Thanks to several players being unavailable for West Ham United’s first home game of the season, there is already talk of an ‘injury crisis’ in East London.
It’s a bit over the top. Unavailable for the Huddersfield match are Manuel Lanzini, Edimilson Fernandez and potentially André Ayew. We didn’t really expect Manuel to be fit to face the newly-promoted side from West Yorkshire anyway so there’s no surprise there.
Nor was it too much of a surprise either when he returned from the Argentinian national team camp in much the same condition as he was when he went there in the first place.
Reports are a bit conflicting as to whether Manuel actually went there in contention for a place in the Argentine team who drew 1 -1 against Venezuela in a World Cup qualifier or whether he was asked to attend at the request of the national team doctors.
The latter isn’t unusual and it's not uncommon for the South American players with European clubs to be asked to attend for a medical examination and assessment if they’ve been out of action for a while.
It’s an inconvenience for the players involved however. A couple of seasons ago Peru did the same to defender Juan Vargas; then playing in Spain at Real Betis. Juan had to travel all the way to South America and back in order to satisfy the national team’s medical staff that his knee injury was being managed correctly at the club.
Although they were happy that Juan’s recovery was going according to plan they wouldn’t risk him in training and he returned to Betis to continue his rehab.
The point of the Betis example is that this was a similar situation to the recent scenario involving Manuel Lanzini; and like with Juan Vargas, the end result of his trip won’t really change anything. Manuel will simply continue his rehab in East London as before.
Edimilson was reported to have sustained an ankle and foot injury on international duty with Switzerland while André has a thigh muscle injury. But it’s not all doom and gloom.
Slaven Bilić has indicated that Andy Carroll will be included in the squad to face the ‘Terriers’, and that the expectations are that Winston Reid will have sufficiently recovered from his calf injury and be available as well.
So with three players at the most missing from the squad for Monday night’s game, this hardly constitutes an injury crisis.
If you want to talk about a crisis you only need to look at the situation last season. In particular, the latter half of the season where it seemed as though it was mandatory to have an operation of some kind or another.
When you take into account the number of times players like Andy Carroll for example rarely managed to string together a reasonable number of games in succession the fact that the squad is only a few players light for Huddersfield is hardly a cause for long-term concern.
Hammer’s new Head of Sports Medicine Gary Lewin has already explained why Andy has missed so many games to date.

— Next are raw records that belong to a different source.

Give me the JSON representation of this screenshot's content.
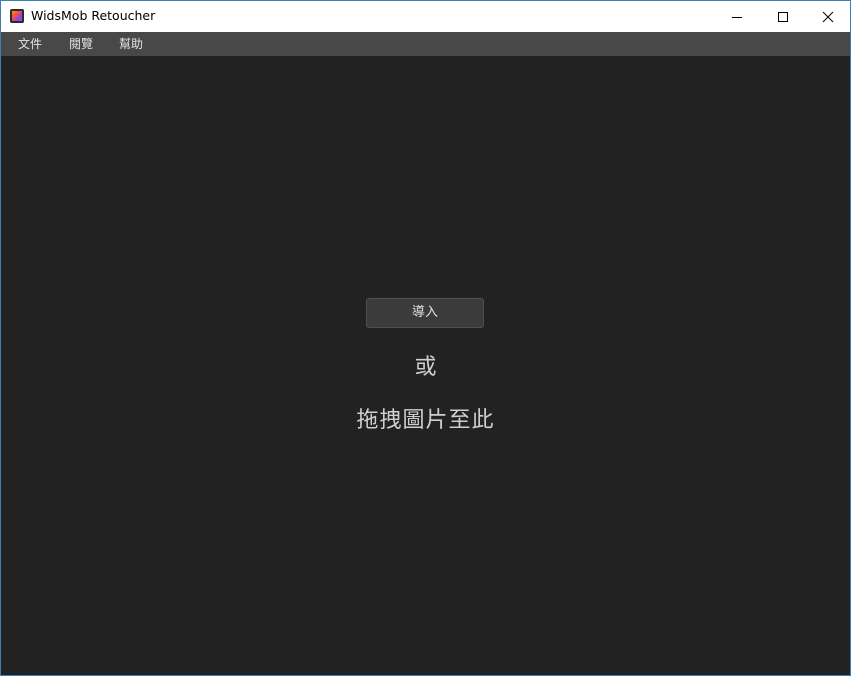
{
  "window": {
    "title": "WidsMob Retoucher",
    "app_icon": "widsmob-retoucher-app-icon",
    "controls": {
      "minimize_icon": "minimize-icon",
      "maximize_icon": "maximize-icon",
      "close_icon": "close-icon"
    }
  },
  "menubar": {
    "items": [
      {
        "label": "文件"
      },
      {
        "label": "閱覽"
      },
      {
        "label": "幫助"
      }
    ]
  },
  "main": {
    "import_label": "導入",
    "or_label": "或",
    "drag_label": "拖拽圖片至此"
  },
  "colors": {
    "workspace_bg": "#222222",
    "menubar_bg": "#484848",
    "button_bg": "#3b3b3b",
    "window_border": "#3c7fb1"
  }
}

The former Arsenal and England physiotherapist feels that Andy has been his own worst enemy by continuing to play while not 100% fit and also for attempting to come back to full fitness too soon.
The plan now is for Gary and the medical team to meticulously monitor Andy’s recovery - and other players in similar circumstances - to ensure that they only return to play when the time is right.
Citing Andy’s enthusiasm, the feeling is that return to play decisions need to ensure that the said enthusiasm is kept within sensible limits.
While appreciative of the fact that Andy hasn’t wanted to miss any playing time and has even played whilst in pain on numerous occasions, a more pragmatic approach is called for in future.
There’s nothing wrong with players wanting to play, as Gary Lewin explained, but there are times when it’s more prudent not to turn out if the end result is that you are likely to miss even more games.
Due to thinking only about the forthcoming game without taking into consideration that you might just struggle in the days afterwards isn’t a recommended strategy in today’s football.
The planning starts for the next match right after the final whistle blows and the last thing Slaven will want to hear is that people are now doubtful for that as a result.
“Valiantly playing through the pain and defying medical opinion” has no place in the modern game; and it doesn’t help when the media fuel this outdated image portrayed by former players and managers who live in an era that has long gone.
Football has moved on and everyone involved has had to adapt. Injury management now needs to include future planning and a look at the games that lie ahead instead of just concentrating on the next ninety minutes.